State lawmakers Monday briefly turned their attention from California to the Caucasus region as an Assembly panel approved a measure touching on a long-standing geopolitical feud between Armenia and Azerbaijan.
At issue is Nagorno-Karabakh, a semiautonomous territory within Azerbaijan’s borders but populated mainly by ethnic Armenians. A resolution by Assemblyman Mike Gatto (D-Los Angeles) expresses support for Nagorno-Karabakh’s independence — a departure from U.S. foreign policy, which considers the region to be part of Azerbaijan. For decades, the two countries have disputed the region, and international negotiations have stalled.
Gatto, speaking before the Assembly Rules Committee, said the measure was a “a simple item … an expression of support for a people who have embraced our own American values of democracy and self-determination.”
But the thorniness of the conflict was apparent in the vastly conflicting accounts from Armenians and Azerbaijanis who attended the hearing. The room was packed with members of the respective communities — who generally sat on opposite sides of the room — as witnesses alternately cast Nagorno-Karabakh’s independence movement as a legitimate aspiration for freedom or an undemocratic land grab.
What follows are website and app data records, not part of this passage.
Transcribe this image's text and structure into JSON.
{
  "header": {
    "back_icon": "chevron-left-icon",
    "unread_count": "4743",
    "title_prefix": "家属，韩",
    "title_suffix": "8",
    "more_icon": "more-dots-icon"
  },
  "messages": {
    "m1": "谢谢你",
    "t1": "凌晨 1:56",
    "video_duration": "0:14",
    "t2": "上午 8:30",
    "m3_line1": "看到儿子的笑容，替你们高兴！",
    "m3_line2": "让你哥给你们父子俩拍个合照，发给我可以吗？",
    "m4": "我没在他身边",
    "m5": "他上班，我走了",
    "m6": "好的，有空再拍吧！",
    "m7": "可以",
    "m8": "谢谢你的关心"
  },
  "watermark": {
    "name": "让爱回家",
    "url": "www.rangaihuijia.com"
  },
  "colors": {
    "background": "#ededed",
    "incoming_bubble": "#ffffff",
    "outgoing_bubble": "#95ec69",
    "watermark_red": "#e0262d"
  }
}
“As Americans, we have a moral imperative grounded in our own courageous history to protect human rights even if they are half a world away,” said Nora Hovspepian, chair of the Armenian National Committee of America-Western Region, speaking in favor of the measure.
But Dr. Ismail Rustamov, president of the Azerbaijani-American Council, said the resolution was “extremely biased and factually incorrect.”
“Does the author realize that the adoption of this resolution will damage a peaceful settlement of the conflict? Does he wish to create a war?” Rustamov asked.
The measure is a symbolic one, conveying the Legislature’s backing of Nagorno-Karabakh’s independence to President Obama and Congress. But the resolution — versions of which have been passed in a few other states such as Louisiana and Rhode Island — diverges from the State Department at a particularly sensitive time, given the upheaval in eastern Ukraine.
Thomas de Waal, a senior associate at the Carnegie Endowment for International Peace, said the Legislature taking on this issue was “certainly strange — a state Assembly making its own ruling on U.S. government foreign policy because of the pressure of local politics in the shape of a diaspora Armenian community.”
California — and particularly Gatto’s district — is home to a large Armenian American population.
De Waal, an expert on the South Caucasus region, said it was unlikely the resolution could affect U.S. diplomacy on the issue, but added: “If it is unhelpful, it is because it feeds into Azerbaijani paranoia about the Armenian lobby, which is exaggerated.”
In an interview, Gatto acknowledged that wading into geopolitical conflicts could be fraught.
“I really, really wrestled with whether this was an appropriate action by the California Legislature,” Gatto said. But he noted that state lawmakers occasionally wade into international affairs, such as voting in favor of divestment from South Africa during the apartheid era and condemning Russia’s treatment of gay people in advance of the Sochi Winter Olympics.
“Every once in a while, when there’s an issue of moral importance, it’s appropriate for California to weigh in on foreign policy,” he said.
Assemblyman Rocky J. Chavez (R-Oceanside) was wary of the measure’s wording, which supports the self-determination of Nagorno-Karabakh.
“It’s nice that we talk about self-determination, but if we actually practice self-determination, you find us involved in all kinds” of regional conflicts, he said. “There are great implications that we’re talking about. We, in this body, should stay within our circle of influence.”
Chavez was the only no vote on the panel; Assemblyman Curt Hagman (R-Chino Hills) abstained.
“I have serious trepidation about California’s state Assembly engaging in international issues,” said Rich Gordon (D-Menlo Park), the committee chairman. But he said he voted yes because “there ought to be an opportunity for a discussion about whether or not we should be engaging in these kinds of issues to occur on the [Assembly] floor.”